◆ **Exercise objective**
In the records below, which lines include "subtitle"? Copy them.

◆ **Data extract**
>>

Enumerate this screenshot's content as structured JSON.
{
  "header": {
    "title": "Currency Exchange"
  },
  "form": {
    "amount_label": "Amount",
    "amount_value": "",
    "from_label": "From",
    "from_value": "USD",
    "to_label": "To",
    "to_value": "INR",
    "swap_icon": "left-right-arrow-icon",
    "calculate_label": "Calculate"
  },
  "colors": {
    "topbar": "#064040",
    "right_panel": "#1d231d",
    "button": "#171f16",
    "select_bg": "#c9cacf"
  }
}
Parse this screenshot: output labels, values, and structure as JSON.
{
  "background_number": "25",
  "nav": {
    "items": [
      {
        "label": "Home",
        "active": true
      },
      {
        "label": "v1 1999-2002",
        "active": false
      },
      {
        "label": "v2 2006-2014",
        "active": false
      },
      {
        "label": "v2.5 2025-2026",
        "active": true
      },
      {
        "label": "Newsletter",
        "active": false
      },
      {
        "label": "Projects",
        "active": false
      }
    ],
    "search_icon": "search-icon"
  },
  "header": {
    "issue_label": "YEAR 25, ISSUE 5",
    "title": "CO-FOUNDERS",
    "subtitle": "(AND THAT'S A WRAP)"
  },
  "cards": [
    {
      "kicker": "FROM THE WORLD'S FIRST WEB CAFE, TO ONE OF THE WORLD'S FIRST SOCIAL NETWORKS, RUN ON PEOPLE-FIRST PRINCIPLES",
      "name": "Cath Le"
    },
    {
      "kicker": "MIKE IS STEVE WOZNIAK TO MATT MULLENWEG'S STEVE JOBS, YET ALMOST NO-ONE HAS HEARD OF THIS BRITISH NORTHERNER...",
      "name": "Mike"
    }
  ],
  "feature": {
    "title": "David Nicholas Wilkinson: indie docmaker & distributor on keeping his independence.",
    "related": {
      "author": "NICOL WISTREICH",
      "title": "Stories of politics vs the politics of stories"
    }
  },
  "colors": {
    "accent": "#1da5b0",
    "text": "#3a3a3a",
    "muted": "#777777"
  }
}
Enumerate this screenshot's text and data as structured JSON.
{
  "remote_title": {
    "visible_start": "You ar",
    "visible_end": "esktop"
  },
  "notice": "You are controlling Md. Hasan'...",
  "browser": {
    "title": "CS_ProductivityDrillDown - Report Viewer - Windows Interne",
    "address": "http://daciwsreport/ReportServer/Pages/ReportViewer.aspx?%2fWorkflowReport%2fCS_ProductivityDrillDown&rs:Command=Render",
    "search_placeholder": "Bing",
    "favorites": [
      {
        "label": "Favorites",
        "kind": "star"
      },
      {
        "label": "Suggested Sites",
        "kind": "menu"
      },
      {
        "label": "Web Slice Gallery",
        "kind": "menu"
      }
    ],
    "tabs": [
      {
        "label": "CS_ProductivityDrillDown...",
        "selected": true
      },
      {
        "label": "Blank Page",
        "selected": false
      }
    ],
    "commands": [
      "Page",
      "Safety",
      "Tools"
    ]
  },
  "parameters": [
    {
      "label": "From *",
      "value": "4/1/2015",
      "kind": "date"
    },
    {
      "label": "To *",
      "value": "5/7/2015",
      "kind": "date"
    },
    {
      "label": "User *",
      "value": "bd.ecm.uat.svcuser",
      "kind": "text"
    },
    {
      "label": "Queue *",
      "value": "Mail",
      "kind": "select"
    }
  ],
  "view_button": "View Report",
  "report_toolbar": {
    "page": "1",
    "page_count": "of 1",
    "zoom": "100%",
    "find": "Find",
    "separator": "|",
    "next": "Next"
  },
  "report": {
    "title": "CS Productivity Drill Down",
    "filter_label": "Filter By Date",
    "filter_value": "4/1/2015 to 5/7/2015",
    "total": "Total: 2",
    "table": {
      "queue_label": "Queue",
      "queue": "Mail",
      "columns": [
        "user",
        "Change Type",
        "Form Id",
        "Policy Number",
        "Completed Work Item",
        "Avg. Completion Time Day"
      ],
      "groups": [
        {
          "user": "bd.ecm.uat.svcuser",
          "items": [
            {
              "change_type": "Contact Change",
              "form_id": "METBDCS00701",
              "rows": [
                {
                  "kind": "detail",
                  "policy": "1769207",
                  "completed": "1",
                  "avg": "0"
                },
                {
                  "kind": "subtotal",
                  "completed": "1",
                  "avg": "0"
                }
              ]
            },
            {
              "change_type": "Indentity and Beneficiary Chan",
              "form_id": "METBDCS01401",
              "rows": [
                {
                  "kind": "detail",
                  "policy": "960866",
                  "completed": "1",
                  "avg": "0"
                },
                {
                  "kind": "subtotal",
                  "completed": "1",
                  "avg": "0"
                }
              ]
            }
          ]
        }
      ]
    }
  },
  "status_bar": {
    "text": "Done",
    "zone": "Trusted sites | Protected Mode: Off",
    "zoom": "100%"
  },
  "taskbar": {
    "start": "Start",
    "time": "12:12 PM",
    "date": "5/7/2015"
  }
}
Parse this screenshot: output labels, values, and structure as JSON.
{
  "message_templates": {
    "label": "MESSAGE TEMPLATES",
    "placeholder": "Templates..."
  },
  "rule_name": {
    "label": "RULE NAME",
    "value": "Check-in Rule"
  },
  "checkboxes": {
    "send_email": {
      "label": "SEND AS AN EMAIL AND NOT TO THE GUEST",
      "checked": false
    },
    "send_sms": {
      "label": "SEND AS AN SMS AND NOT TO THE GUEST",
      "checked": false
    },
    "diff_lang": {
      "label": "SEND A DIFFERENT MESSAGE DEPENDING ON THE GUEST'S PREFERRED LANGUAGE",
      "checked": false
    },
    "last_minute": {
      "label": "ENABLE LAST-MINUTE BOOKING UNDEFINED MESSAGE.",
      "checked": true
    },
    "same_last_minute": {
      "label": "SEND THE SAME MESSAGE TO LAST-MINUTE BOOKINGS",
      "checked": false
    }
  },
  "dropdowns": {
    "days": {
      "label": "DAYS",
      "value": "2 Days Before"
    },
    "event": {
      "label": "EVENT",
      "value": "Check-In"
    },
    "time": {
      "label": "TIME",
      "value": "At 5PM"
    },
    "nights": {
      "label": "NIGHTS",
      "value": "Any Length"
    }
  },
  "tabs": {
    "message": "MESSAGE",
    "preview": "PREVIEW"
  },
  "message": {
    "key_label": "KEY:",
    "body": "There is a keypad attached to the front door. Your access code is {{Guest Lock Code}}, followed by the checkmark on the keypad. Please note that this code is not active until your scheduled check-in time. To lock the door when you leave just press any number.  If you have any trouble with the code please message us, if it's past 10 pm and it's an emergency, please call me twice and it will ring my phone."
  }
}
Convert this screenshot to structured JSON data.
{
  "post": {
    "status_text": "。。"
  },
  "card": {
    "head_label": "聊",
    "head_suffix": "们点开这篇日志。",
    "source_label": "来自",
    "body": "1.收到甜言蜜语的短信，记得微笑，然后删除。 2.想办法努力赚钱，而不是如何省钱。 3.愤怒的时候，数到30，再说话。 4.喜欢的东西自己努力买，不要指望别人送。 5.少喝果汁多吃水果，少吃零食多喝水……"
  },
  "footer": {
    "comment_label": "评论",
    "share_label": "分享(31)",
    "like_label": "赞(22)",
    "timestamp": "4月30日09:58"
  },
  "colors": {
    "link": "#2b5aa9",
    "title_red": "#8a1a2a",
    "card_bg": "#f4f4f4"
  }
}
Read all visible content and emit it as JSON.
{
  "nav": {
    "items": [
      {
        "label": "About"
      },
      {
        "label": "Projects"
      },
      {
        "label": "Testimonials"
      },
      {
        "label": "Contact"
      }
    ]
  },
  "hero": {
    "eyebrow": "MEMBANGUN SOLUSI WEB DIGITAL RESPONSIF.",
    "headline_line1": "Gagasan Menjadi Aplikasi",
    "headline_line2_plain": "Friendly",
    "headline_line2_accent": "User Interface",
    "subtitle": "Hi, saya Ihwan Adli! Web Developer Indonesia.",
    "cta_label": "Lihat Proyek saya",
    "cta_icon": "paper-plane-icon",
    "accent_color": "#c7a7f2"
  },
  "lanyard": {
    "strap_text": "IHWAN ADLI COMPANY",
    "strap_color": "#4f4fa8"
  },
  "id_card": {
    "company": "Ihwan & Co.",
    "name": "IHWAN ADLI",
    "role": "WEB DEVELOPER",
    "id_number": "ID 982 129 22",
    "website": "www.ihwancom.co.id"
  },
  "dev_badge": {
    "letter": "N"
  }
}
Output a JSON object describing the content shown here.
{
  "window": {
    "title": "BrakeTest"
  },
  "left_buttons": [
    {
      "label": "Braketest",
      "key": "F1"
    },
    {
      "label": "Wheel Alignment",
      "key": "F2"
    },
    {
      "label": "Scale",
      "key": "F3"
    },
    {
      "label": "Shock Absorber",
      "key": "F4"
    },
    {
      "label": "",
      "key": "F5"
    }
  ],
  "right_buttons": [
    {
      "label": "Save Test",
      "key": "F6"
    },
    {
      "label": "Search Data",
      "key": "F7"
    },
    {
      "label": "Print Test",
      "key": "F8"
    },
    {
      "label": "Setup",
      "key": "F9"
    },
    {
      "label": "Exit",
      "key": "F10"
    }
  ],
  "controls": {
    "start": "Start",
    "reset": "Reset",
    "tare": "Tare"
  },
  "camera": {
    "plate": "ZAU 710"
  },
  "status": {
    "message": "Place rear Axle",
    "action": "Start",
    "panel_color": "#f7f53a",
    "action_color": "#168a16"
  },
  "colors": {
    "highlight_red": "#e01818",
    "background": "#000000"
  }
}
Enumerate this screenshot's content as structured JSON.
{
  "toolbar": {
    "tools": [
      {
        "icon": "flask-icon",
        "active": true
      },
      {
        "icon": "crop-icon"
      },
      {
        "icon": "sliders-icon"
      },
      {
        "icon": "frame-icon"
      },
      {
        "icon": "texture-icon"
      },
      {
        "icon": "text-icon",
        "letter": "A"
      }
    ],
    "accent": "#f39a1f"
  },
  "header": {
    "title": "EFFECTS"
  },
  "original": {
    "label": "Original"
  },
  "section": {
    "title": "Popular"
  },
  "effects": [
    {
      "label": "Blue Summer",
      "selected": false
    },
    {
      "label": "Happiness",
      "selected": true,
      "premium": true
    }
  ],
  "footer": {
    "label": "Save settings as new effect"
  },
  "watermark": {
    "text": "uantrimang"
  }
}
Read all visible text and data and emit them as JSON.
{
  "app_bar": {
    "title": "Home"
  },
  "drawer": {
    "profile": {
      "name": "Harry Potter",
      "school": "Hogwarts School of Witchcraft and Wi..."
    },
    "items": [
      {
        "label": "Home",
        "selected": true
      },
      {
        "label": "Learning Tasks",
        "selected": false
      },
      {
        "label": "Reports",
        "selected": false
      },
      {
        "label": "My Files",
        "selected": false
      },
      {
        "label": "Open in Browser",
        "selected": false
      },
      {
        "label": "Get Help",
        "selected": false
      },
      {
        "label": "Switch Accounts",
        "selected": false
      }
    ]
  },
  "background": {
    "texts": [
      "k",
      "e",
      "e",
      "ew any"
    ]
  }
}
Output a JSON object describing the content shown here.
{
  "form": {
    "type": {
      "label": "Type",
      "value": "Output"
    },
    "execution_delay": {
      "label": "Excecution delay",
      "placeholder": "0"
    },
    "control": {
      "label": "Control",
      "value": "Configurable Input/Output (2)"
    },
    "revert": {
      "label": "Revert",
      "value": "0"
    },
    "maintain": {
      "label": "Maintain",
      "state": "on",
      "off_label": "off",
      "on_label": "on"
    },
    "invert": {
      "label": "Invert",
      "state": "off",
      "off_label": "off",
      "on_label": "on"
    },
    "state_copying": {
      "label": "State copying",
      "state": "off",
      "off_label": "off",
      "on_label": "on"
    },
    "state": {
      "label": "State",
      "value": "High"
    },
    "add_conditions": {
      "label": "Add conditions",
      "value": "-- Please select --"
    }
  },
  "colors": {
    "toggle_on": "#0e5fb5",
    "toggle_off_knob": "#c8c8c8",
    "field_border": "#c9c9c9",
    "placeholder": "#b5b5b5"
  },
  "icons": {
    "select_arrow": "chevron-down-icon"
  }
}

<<

◆ **The completed task**
    "subtitle": "(AND THAT'S A WRAP)"
    "subtitle": "Hi, saya Ihwan Adli! Web Developer Indonesia.",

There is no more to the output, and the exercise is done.